Task: Report how many lines of the material contain the string "sales". Add nothing beyond the number.

Data supplied:

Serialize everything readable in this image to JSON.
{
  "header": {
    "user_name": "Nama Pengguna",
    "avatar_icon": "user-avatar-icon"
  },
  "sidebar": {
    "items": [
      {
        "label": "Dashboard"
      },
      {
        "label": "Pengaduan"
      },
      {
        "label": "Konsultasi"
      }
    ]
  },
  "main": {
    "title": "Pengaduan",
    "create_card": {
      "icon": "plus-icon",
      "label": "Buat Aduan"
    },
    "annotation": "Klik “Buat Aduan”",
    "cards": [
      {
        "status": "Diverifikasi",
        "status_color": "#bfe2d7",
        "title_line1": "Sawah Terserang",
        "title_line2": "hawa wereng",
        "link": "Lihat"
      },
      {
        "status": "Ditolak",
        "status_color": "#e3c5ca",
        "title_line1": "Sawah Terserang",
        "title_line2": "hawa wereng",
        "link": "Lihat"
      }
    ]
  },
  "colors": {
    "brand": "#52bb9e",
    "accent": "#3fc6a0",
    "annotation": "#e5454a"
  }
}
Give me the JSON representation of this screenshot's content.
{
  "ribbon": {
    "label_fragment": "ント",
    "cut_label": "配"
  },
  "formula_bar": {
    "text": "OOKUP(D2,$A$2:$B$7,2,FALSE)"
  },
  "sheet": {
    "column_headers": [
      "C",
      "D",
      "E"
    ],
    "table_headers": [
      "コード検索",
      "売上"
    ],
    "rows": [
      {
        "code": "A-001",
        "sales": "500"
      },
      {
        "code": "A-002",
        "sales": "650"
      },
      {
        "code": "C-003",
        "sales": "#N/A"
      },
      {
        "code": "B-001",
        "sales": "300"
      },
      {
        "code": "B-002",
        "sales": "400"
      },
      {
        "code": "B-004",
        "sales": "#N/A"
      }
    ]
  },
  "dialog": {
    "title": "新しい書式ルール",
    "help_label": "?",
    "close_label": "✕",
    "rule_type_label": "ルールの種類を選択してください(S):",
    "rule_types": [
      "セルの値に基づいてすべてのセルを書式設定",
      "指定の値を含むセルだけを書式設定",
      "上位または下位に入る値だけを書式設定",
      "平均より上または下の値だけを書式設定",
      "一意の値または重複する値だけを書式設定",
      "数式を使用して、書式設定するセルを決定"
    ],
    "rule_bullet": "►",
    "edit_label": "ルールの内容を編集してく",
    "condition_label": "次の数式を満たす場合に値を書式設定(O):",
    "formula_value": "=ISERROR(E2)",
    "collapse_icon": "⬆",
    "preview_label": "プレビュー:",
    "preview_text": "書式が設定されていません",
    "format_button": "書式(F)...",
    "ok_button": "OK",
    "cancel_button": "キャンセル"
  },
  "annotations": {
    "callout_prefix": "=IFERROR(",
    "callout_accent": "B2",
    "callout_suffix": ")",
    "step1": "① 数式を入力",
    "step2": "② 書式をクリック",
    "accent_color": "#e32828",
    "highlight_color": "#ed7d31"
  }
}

Completed task: 6